Grey-headed Canary-flycatcher Culicicapa ceylonensis
Tickell's Leaf-warbler Phylluscopus affinis
Blyth's Leaf-warbler Phylloscopus reguloides
Hume's Leaf-warbler Phylloscopus humei
Orange-barred Leaf-warbler Phylloscopus pulcher
Lemon-rumped Leaf-warbler Phylloscopus chloronotus
Grey-faced Leaf-warbler Phylloscopus maculipennis
Yellow-vented Warbler Phylloscopus cantator
Rufous-vented Tit Periparus rubidiventris
Coal Tit Periparus ater aermodius
Grey-crested Tit Lophophanes dichrous
Green-backed Tit Parus monticolus
Red-headed Tit Aegithalos iredalei
Rufous-fronted Tit Aegithalos iouschistos
Black-spotted Yellow Tit Parus spilonotus
Sultan Tit Melanochlora sultanea
Hodgson's Treecreeper Certhia hodgsoni
Sikkim Treecreeper Certhia discolor
Wallcreeper Tichodroma muraria
Yellow-browed Tit Sylviparus modestus
Fire-capped Tit Cephalopyrus flammiceps
White-tailed Nuthatch Sitta himalayensis
Chestnut-bellied Nuthatch Sitta cinnamoventris
Beautiful Nuthatch Sitta Formosa
Fire-breasted Flowerpecker Dicaeum ignipectus
Oriental White-eye Zosterops palpebrosus
Crimson Sunbird Aethopyga siparaja
Fire-tailed Sunbird Aethopyga ignicauda
Mrs Gould's Sunbird Aethopyga gouldiae
Black-breasted Sunbird Aethopyga saturata
Green-tailed Sunbird Aethopyga nipalensis
Streaked Spiderhunter Arachnothera magna
Alpine Accentor Prunella collaris

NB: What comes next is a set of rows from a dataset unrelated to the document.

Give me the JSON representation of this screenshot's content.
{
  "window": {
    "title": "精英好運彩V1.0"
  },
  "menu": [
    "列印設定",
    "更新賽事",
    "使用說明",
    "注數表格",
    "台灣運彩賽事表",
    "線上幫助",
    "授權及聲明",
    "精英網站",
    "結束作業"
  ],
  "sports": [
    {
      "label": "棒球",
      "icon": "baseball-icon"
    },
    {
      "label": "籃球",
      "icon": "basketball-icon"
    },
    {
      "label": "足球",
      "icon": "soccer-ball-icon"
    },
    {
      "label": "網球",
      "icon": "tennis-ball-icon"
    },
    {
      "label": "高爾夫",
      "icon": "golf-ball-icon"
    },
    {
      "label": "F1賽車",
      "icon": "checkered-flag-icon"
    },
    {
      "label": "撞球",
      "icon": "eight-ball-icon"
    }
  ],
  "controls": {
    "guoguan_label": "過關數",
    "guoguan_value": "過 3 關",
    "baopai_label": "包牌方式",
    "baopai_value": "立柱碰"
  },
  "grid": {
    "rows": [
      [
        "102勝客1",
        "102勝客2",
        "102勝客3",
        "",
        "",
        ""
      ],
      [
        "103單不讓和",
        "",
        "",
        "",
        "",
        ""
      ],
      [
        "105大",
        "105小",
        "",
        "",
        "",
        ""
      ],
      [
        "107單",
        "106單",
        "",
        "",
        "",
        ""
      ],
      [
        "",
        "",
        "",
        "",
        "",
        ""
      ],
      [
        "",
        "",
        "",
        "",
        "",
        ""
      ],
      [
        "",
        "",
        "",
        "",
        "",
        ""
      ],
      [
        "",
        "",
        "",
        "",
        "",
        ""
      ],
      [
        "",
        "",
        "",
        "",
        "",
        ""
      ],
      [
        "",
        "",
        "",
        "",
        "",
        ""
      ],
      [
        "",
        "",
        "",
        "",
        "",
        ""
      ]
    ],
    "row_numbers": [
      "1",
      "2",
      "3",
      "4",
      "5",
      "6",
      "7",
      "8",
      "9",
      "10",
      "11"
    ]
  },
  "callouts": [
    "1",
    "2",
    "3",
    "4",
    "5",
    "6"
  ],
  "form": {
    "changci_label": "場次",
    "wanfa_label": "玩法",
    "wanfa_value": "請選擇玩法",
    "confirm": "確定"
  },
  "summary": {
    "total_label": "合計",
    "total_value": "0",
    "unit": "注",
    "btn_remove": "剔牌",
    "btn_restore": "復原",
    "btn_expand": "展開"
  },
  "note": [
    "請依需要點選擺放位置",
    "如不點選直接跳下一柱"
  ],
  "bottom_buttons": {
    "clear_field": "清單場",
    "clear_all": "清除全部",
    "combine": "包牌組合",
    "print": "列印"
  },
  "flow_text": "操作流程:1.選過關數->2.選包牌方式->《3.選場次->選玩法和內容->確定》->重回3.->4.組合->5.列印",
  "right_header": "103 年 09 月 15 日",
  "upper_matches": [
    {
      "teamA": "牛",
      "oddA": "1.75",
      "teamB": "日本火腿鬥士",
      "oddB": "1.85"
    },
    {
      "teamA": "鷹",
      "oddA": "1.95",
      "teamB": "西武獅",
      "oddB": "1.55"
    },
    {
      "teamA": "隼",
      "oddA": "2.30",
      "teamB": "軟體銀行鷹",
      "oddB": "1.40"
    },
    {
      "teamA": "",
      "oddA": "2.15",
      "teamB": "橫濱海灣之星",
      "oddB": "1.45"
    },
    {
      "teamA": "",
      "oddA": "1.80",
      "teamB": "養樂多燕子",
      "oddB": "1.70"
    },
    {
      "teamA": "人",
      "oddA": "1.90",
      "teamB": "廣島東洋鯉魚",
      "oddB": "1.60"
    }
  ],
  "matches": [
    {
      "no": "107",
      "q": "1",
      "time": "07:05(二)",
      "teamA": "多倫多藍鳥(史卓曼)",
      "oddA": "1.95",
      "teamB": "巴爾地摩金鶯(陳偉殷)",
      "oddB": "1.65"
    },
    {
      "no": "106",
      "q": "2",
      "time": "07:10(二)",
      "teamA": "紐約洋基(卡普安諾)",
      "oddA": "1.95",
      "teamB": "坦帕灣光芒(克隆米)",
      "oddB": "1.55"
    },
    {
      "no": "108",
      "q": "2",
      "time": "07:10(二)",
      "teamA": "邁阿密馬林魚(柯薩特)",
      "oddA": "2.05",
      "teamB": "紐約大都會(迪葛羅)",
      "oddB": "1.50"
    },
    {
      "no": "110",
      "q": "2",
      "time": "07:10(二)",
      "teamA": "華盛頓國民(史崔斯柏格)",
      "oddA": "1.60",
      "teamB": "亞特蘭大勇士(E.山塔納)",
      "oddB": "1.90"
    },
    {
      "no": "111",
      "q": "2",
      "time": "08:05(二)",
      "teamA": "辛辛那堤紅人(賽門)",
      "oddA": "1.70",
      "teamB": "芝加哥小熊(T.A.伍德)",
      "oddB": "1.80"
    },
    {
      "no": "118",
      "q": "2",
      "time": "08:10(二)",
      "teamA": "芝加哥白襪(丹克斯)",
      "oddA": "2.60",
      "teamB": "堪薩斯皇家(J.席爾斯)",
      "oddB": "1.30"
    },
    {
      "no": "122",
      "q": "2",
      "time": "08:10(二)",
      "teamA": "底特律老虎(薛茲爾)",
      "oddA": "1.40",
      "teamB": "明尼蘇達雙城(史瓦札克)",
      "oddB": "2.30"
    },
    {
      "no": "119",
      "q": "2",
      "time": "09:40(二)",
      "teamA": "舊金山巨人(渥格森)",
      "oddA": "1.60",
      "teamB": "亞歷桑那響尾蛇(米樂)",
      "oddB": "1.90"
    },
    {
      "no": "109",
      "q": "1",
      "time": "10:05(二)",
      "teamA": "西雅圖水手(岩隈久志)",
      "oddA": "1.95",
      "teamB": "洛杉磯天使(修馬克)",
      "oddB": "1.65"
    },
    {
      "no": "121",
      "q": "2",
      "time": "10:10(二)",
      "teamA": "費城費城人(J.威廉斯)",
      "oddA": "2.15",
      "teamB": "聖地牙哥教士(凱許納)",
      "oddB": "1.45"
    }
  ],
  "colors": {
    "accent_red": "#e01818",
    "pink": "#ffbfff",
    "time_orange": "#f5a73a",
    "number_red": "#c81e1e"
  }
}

Rufous breasted Accentor Prunella strophiata
Maroon-backed Accentor Prunella immaculata
Crested Bunting Emberiza lathami
Plain Mountain-finch Leucosticte nemoricola
Himalayan Greenfinch Chloris spinoides
Common Rosefinch Erythrina erythrina
Himalayan Beautiful Rosefinch Carpodacus pulcherrimus
Himalayan White-browed Rosefinch Carpodacus thura
Red Crossbill Loxia curvirostra
Crimson-browed Finch Carpodacus subhimachalus
Gold-naped Finch Pyrrhoplectes epauletta
Red-headed Bullfinch Pyrrhula erythrocephala
Collared Grosbeak Mycerobas affinis
White-winged Grosbeak Mycerobas camipes
House Sparrow Passer domesticus
Eurasian Tree Sparrow Passer montanus
Cinnamon Sparrow Passer rutilans
Maroon Oriole Oriolus traillii
Ashy Drongo Edolius leucophaeus
Bronzed Drongo Chaptia aenea
Lesser Racket-tailed Drongo Dicrurus remifer
Hair-crested Drongo Dicrurus hottentottus
Common Myna Acridotheres tristris
Common Hill-myna Gracula religiosa
Spotted Nutcracker Nucifraga caryocatactes
Red-billed Chough Pyrrhocorax pyrrhocorax
Large-billed Crow Corvus (macrorhynchos) japonensis
Eurasian Magpie Pica pica
Eurasian Jay Garrulus glandarius
Common Green Magpie Cissa chinensis
Yellow-billed Blue Magpie Urocissa flavirostris
Grey Treepie Dendrocitta formosea

(h) heard only.